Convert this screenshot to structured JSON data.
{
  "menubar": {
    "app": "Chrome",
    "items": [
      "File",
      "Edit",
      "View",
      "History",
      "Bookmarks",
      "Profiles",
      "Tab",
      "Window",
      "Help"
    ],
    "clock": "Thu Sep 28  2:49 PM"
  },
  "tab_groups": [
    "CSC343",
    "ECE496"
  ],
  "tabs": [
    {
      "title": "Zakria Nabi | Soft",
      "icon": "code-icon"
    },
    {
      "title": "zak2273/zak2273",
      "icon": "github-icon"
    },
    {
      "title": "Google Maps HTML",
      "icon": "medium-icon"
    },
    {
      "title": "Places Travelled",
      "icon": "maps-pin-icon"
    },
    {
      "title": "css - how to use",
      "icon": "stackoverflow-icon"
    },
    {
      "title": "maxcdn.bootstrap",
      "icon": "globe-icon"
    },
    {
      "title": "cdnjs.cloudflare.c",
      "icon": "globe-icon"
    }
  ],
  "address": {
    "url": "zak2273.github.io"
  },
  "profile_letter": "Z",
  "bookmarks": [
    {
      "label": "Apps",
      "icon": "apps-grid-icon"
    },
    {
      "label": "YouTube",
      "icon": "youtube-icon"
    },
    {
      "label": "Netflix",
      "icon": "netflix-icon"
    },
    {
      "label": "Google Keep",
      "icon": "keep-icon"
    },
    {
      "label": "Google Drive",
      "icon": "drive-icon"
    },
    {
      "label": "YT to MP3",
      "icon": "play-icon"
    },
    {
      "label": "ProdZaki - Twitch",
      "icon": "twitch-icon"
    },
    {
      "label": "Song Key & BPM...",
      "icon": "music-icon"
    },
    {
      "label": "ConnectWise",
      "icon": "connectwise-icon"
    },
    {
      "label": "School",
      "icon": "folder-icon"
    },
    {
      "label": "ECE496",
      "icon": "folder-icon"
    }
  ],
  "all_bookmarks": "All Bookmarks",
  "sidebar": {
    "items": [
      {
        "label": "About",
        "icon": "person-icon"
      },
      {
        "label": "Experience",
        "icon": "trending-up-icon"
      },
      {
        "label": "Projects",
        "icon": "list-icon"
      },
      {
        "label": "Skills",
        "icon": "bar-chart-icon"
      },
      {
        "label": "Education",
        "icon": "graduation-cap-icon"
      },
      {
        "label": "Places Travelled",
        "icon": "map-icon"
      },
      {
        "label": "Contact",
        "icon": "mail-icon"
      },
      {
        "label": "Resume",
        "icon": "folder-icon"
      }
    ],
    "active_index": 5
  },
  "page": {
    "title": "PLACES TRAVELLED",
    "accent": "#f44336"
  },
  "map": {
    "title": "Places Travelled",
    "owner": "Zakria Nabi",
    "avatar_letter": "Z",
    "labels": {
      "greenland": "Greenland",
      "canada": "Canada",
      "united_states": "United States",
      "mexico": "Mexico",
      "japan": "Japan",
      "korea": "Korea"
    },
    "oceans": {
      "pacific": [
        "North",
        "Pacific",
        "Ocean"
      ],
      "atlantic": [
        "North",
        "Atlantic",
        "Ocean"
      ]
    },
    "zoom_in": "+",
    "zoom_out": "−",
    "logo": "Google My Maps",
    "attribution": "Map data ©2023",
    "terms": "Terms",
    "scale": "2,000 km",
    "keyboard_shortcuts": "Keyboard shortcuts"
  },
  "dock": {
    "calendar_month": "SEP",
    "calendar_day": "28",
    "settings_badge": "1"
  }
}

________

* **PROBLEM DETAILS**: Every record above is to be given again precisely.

* **RESULT OF THE EXERCISE**:
Convert this screenshot to structured JSON data.
{
  "menubar": {
    "app": "Chrome",
    "items": [
      "File",
      "Edit",
      "View",
      "History",
      "Bookmarks",
      "Profiles",
      "Tab",
      "Window",
      "Help"
    ],
    "clock": "Thu Sep 28  2:49 PM"
  },
  "tab_groups": [
    "CSC343",
    "ECE496"
  ],
  "tabs": [
    {
      "title": "Zakria Nabi | Soft",
      "icon": "code-icon"
    },
    {
      "title": "zak2273/zak2273",
      "icon": "github-icon"
    },
    {
      "title": "Google Maps HTML",
      "icon": "medium-icon"
    },
    {
      "title": "Places Travelled",
      "icon": "maps-pin-icon"
    },
    {
      "title": "css - how to use",
      "icon": "stackoverflow-icon"
    },
    {
      "title": "maxcdn.bootstrap",
      "icon": "globe-icon"
    },
    {
      "title": "cdnjs.cloudflare.c",
      "icon": "globe-icon"
    }
  ],
  "address": {
    "url": "zak2273.github.io"
  },
  "profile_letter": "Z",
  "bookmarks": [
    {
      "label": "Apps",
      "icon": "apps-grid-icon"
    },
    {
      "label": "YouTube",
      "icon": "youtube-icon"
    },
    {
      "label": "Netflix",
      "icon": "netflix-icon"
    },
    {
      "label": "Google Keep",
      "icon": "keep-icon"
    },
    {
      "label": "Google Drive",
      "icon": "drive-icon"
    },
    {
      "label": "YT to MP3",
      "icon": "play-icon"
    },
    {
      "label": "ProdZaki - Twitch",
      "icon": "twitch-icon"
    },
    {
      "label": "Song Key & BPM...",
      "icon": "music-icon"
    },
    {
      "label": "ConnectWise",
      "icon": "connectwise-icon"
    },
    {
      "label": "School",
      "icon": "folder-icon"
    },
    {
      "label": "ECE496",
      "icon": "folder-icon"
    }
  ],
  "all_bookmarks": "All Bookmarks",
  "sidebar": {
    "items": [
      {
        "label": "About",
        "icon": "person-icon"
      },
      {
        "label": "Experience",
        "icon": "trending-up-icon"
      },
      {
        "label": "Projects",
        "icon": "list-icon"
      },
      {
        "label": "Skills",
        "icon": "bar-chart-icon"
      },
      {
        "label": "Education",
        "icon": "graduation-cap-icon"
      },
      {
        "label": "Places Travelled",
        "icon": "map-icon"
      },
      {
        "label": "Contact",
        "icon": "mail-icon"
      },
      {
        "label": "Resume",
        "icon": "folder-icon"
      }
    ],
    "active_index": 5
  },
  "page": {
    "title": "PLACES TRAVELLED",
    "accent": "#f44336"
  },
  "map": {
    "title": "Places Travelled",
    "owner": "Zakria Nabi",
    "avatar_letter": "Z",
    "labels": {
      "greenland": "Greenland",
      "canada": "Canada",
      "united_states": "United States",
      "mexico": "Mexico",
      "japan": "Japan",
      "korea": "Korea"
    },
    "oceans": {
      "pacific": [
        "North",
        "Pacific",
        "Ocean"
      ],
      "atlantic": [
        "North",
        "Atlantic",
        "Ocean"
      ]
    },
    "zoom_in": "+",
    "zoom_out": "−",
    "logo": "Google My Maps",
    "attribution": "Map data ©2023",
    "terms": "Terms",
    "scale": "2,000 km",
    "keyboard_shortcuts": "Keyboard shortcuts"
  },
  "dock": {
    "calendar_month": "SEP",
    "calendar_day": "28",
    "settings_badge": "1"
  }
}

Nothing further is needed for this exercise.